What causes thick toenails in the elderly?

You’ve noticed that mom’s nails have grown thicker, yellow and difficult to cut.

They have kept up with their personal hygiene on a daily basis.

They are taking their medications regularly, so what is the problem?

The truth is that older people are at risk of developing nail changes as part of the aging process.

A dampening in the immune system of elderly people and other age related disorders can all contribute to the thick toenails in the elderly.

Thickened nails usually seem harmless at first. However, in some cases, if they’re left untreated, it could affect the surrounding skin and cause pain.

If these problems advance, they could even impair your loved one’s movements.

In today’s post, we will look at the causes of thickened nails in the elderly and what you can do to treat or reduce the chances of the condition.

What causes thick toenails in the elderly?

Reduced blood flow to the toenails.

Although scientists don’t completely understand why, as people age, blood flow to the furthest parts of the body such as the fingernails and toenails becomes reduces. With this reduction, it means less oxygen is able to reach the toenails. This can lead to thickened and discolored nails.

Psoriasis

Psoriasis is an autoimmune condition that affects the skin. If your loved one has psoriasis, the chances that their nails become thick also increase.

Age-related changes in nail turnover

Regularly, our nails “turnover” or new nail tissue forms to replace the old.

As people get older, the rate at which this happens slows down.

Because of this slow nail turnover, you can have thickening in the toenails.

Fungal infections can cause thick toenails in the elderly

A fungal infection may also be responsible for thick toenails in your loved one.

Fungi thrive in warm and moist areas of the skin.

Improper foot and nail care can lead to these fungal infection developing and therefore causing thick nails.

Footwear that is too tight, feet that are not cleaned properly after a bath, diabetes and reduced blood flow are all precursors to an infection that thickens the nails.

Injury

Injuries can also cause thick toenails in the elderly.

Smoking

Smoking can also cause thickened toenails.

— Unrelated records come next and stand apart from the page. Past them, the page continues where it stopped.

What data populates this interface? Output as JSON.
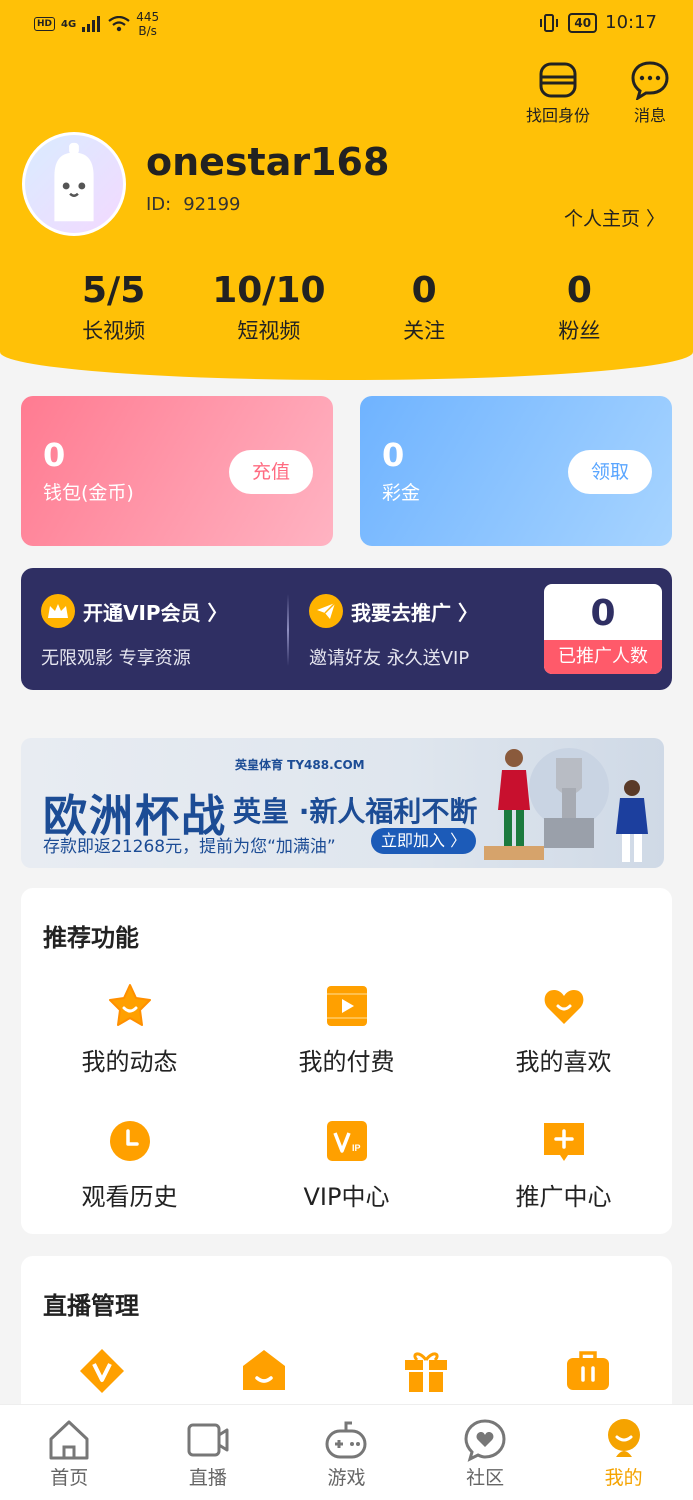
{
  "status_bar": {
    "hd": "HD",
    "network": "4G",
    "speed_value": "445",
    "speed_unit": "B/s",
    "battery": "40",
    "time": "10:17"
  },
  "top_actions": {
    "restore_identity": "找回身份",
    "messages": "消息"
  },
  "profile": {
    "username": "onestar168",
    "id_label": "ID:",
    "id_value": "92199",
    "homepage_link": "个人主页 〉"
  },
  "stats": [
    {
      "value": "5/5",
      "label": "长视频"
    },
    {
      "value": "10/10",
      "label": "短视频"
    },
    {
      "value": "0",
      "label": "关注"
    },
    {
      "value": "0",
      "label": "粉丝"
    }
  ],
  "wallet": {
    "coins_value": "0",
    "coins_label": "钱包(金币)",
    "recharge_button": "充值",
    "bonus_value": "0",
    "bonus_label": "彩金",
    "claim_button": "领取"
  },
  "vip_bar": {
    "vip_title": "开通VIP会员 〉",
    "vip_sub": "无限观影 专享资源",
    "promote_title": "我要去推广 〉",
    "promote_sub": "邀请好友 永久送VIP",
    "promoted_count": "0",
    "promoted_label": "已推广人数"
  },
  "banner": {
    "brand": "英皇体育 TY488.COM",
    "title": "欧洲杯战",
    "slogan": "英皇 ·新人福利不断",
    "sub": "存款即返21268元，提前为您“加满油”",
    "button": "立即加入 〉"
  },
  "recommend": {
    "title": "推荐功能",
    "items": [
      {
        "label": "我的动态",
        "icon": "star-icon"
      },
      {
        "label": "我的付费",
        "icon": "play-icon"
      },
      {
        "label": "我的喜欢",
        "icon": "heart-icon"
      },
      {
        "label": "观看历史",
        "icon": "clock-icon"
      },
      {
        "label": "VIP中心",
        "icon": "vip-icon"
      },
      {
        "label": "推广中心",
        "icon": "plus-icon"
      }
    ]
  },
  "live": {
    "title": "直播管理"
  },
  "bottom_nav": [
    {
      "label": "首页",
      "icon": "home-icon"
    },
    {
      "label": "直播",
      "icon": "video-icon"
    },
    {
      "label": "游戏",
      "icon": "gamepad-icon"
    },
    {
      "label": "社区",
      "icon": "community-icon"
    },
    {
      "label": "我的",
      "icon": "profile-icon",
      "active": true
    }
  ],
  "colors": {
    "header_yellow": "#FFC107",
    "accent_orange": "#f5a300",
    "vip_navy": "#2f2f63"
  }
}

What you can do to help your elderly loved one with thick toenails

So what can you do as a caregiver to help your elderly loved one who has thick toenails?

First of all, I recommend that you see a podiatrist or a dermatologist.

A podiatrist is a trained medical professional who diagnoses and treats diseases of feet and lower limbs.

A dermatologist is a trained doctor who specializes in diseases and conditions of the skin, hair and nails.

Talk to them.

A podiatrist will be able to diagnose what the problem is (if there is an underlying health problem) and prescribe any medication that is needed.

Apart from this, there are things you can do on a daily basis to keep thick nails at bay.

  • Daily movements to help with blood flow. Like I mentioned above, reduced blood flow to the toenails can cause thick toenails. Helping your elderly get at least 30 minutes of movement throughout the day can help with circulation immensely.
  • Shoes and socks that fit properly are a must. The right shoes and socks can make a lot of difference when it comes to blood circulation.
  • Help your loved one dry their feet completely after a bath.
  • Make sure to cut their nails properly.
  • The right diet is also important.

Closing thoughts

While thick nails may not be completely avoidable in some cases, it’s possible to reduce how much they occur and their effects on your elderly loved one.

Did you find this post helpful?

Consider sharing it with a caregiver friend who is looking for solutions for thick nails in their elderly loved one.